According to Moyo, we are experiencing three main economic trends: scepticism about globalisation, increased protectionism, and the increasing role of the state—all of which are interlinked. But she reminds us that trends adopted by opinion makers often become the consensus very quickly, perhaps too quickly, such as #democracyisgood #aidisgreat #freemarketsareefficient (the list goes on). These trends can be quickly undermined by events that go against the norm, sometimes known as ‘black swan’ events. Moyo analyses these trends, but it’s up to us to keep questioning them and the status quo.
In spite of previous trends advocating the market economy approach, popularised during the Reagan-Thatcher era and since retained by the West, Moyo shows that outcomes have not been supportive to those trends. Globalisation sceptics are being given more and more ammunition as studies such as ‘Globalization and the Great U-Turn: Income Inequality Trends in 16 OECD Countries’ by Alderson and Nielsen examine the potentially negative effects of living in an increasingly open and interconnected society. Is globalisation good for us or not?
That brings Moyo to her second point: creeping protectionism has been the response to this challenge, as evidenced by recent trade agreements. Multilateral trade agreements have become increasingly difficult to negotiate. Bilateral agreements have soared in their absence. Between 1980 and 2005 free trade agreements have increased more than six-fold to more than 100 as compared to the 17 signed between 1958 and 1979. What impact will that have on the future exchange of goods and services?
Moyo illustrates the third trend, the increasing role of the state, by asking us “which do you think are the top three biggest employers globally?” [what follows feels like a silent drum roll]. In order of highest employer first, she tells us: the American government, the Chinese government, and finally Walmart. Big government is getting bigger. How much further can and should it grow?

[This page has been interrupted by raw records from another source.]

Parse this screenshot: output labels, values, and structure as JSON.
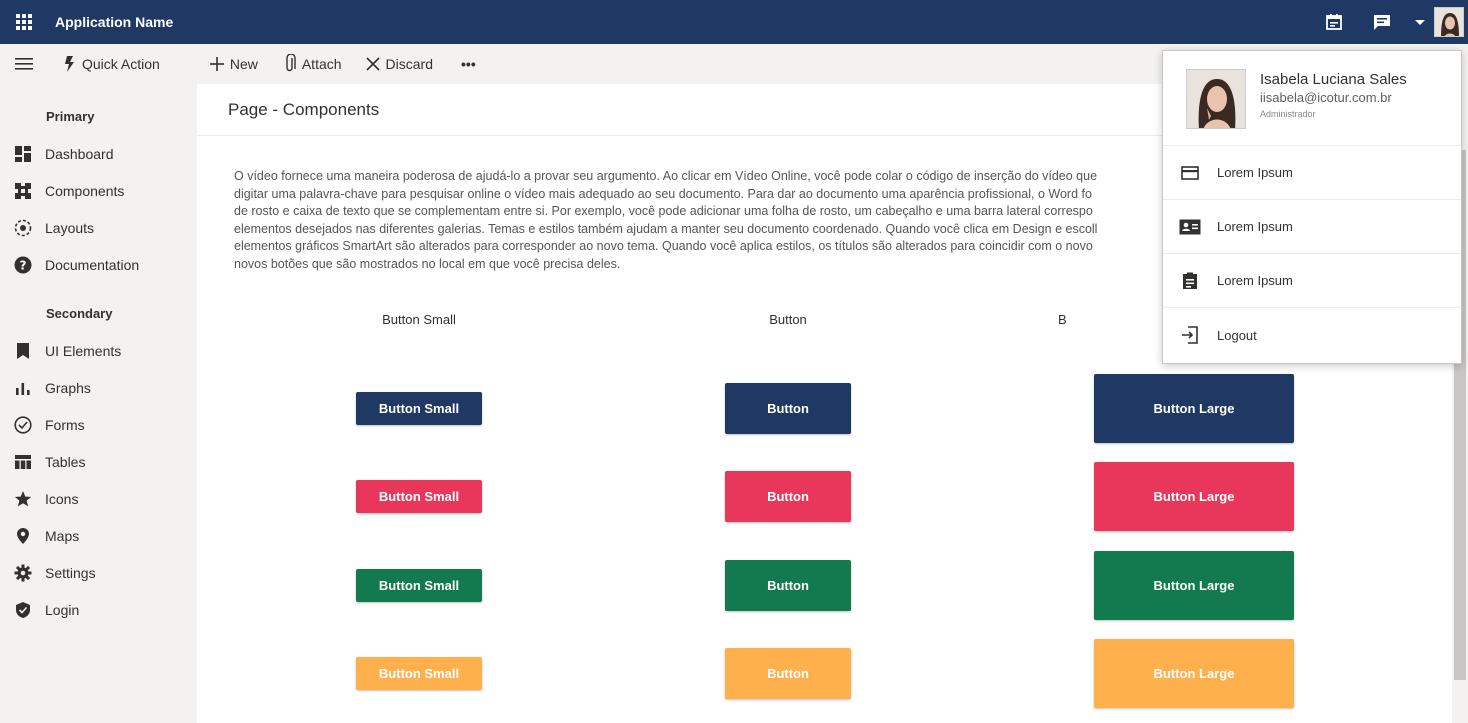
{
  "topbar": {
    "app_name": "Application Name",
    "icons": [
      "waffle-icon",
      "calendar-icon",
      "chat-icon",
      "caret-down-icon",
      "avatar"
    ]
  },
  "commandbar": {
    "quick_action": "Quick Action",
    "new": "New",
    "attach": "Attach",
    "discard": "Discard",
    "more": "•••"
  },
  "sidebar": {
    "primary_header": "Primary",
    "primary_items": [
      {
        "label": "Dashboard",
        "icon": "dashboard-icon"
      },
      {
        "label": "Components",
        "icon": "components-icon"
      },
      {
        "label": "Layouts",
        "icon": "layouts-icon"
      },
      {
        "label": "Documentation",
        "icon": "help-icon"
      }
    ],
    "secondary_header": "Secondary",
    "secondary_items": [
      {
        "label": "UI Elements",
        "icon": "bookmark-icon"
      },
      {
        "label": "Graphs",
        "icon": "bar-chart-icon"
      },
      {
        "label": "Forms",
        "icon": "check-circle-icon"
      },
      {
        "label": "Tables",
        "icon": "table-icon"
      },
      {
        "label": "Icons",
        "icon": "star-icon"
      },
      {
        "label": "Maps",
        "icon": "map-pin-icon"
      },
      {
        "label": "Settings",
        "icon": "gear-icon"
      },
      {
        "label": "Login",
        "icon": "shield-icon"
      }
    ]
  },
  "main": {
    "title": "Page - Components",
    "paragraph_lines": [
      "O vídeo fornece uma maneira poderosa de ajudá-lo a provar seu argumento. Ao clicar em Vídeo Online, você pode colar o código de inserção do vídeo que",
      "digitar uma palavra-chave para pesquisar online o vídeo mais adequado ao seu documento. Para dar ao documento uma aparência profissional, o Word fo",
      "de rosto e caixa de texto que se complementam entre si. Por exemplo, você pode adicionar uma folha de rosto, um cabeçalho e uma barra lateral correspo",
      "elementos desejados nas diferentes galerias. Temas e estilos também ajudam a manter seu documento coordenado. Quando você clica em Design e escoll",
      "elementos gráficos SmartArt são alterados para corresponder ao novo tema. Quando você aplica estilos, os títulos são alterados para coincidir com o novo",
      "novos botões que são mostrados no local em que você precisa deles."
    ],
    "column_labels": [
      "Button Small",
      "Button",
      "B"
    ],
    "button_rows": [
      {
        "color": "#1f3864",
        "small": "Button Small",
        "medium": "Button",
        "large": "Button Large"
      },
      {
        "color": "#e8375a",
        "small": "Button Small",
        "medium": "Button",
        "large": "Button Large"
      },
      {
        "color": "#137a4f",
        "small": "Button Small",
        "medium": "Button",
        "large": "Button Large"
      },
      {
        "color": "#fdb04b",
        "small": "Button Small",
        "medium": "Button",
        "large": "Button Large"
      }
    ]
  },
  "user_menu": {
    "name": "Isabela Luciana Sales",
    "email": "iisabela@icotur.com.br",
    "role": "Administrador",
    "items": [
      {
        "label": "Lorem Ipsum",
        "icon": "card-icon"
      },
      {
        "label": "Lorem Ipsum",
        "icon": "id-card-icon"
      },
      {
        "label": "Lorem Ipsum",
        "icon": "clipboard-icon"
      },
      {
        "label": "Logout",
        "icon": "logout-icon"
      }
    ]
  },
  "colors": {
    "brand": "#1f3864",
    "danger": "#e8375a",
    "success": "#137a4f",
    "warning": "#fdb04b"
  }
}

Moyo draws our attention to recent political shifts challenging the notion that democracy is good. She believes in democracy herself, but shows it is a complex beast often undermined by the rise of illiberal democracies as well as the uncertain link with economic growth. Despite the trend that tells us democracy is a prerequisite for economic growth, Moyo says this may not be the case, giving empirical examples contrary to this trend. China’s development is a major black swan that disproves the argument that democracy is needed for economic growth, but studies including that of economist Adam Przeworski find that the level of economic growth can be a predictor of the stability of democracy. Just how important is democracy then? Not only does the evidence cause us to question the link between democracy and economic growth but it tends to be long-term process. Given the current political instability in Ukraine, and recent turmoil in Egypt, Turkey, and Brazil, Moyo reminds us that developing a stable democracy takes time.
Finally, let’s get down to business. Moyo is brief on this, but her main point is that everything happens in a shorter and faster time frame. CEOs have on average a lower tenure than before, the lifetime of a business is shorter and the duration that investors hold onto stock is also significantly shorter than before, says Moyo. How much has this changed? What impact does that have and is this good or bad?
An informative conference which highlighted the changing global picture, soon came to a close. More than the shifts presented, the three main sentiments I took away from this are that we ought to look at the facts, and as much of them as possible, we must not be afraid of what they show us and we should address them with humility and openness. That sounds like a reasonable basis for a constructive discussion.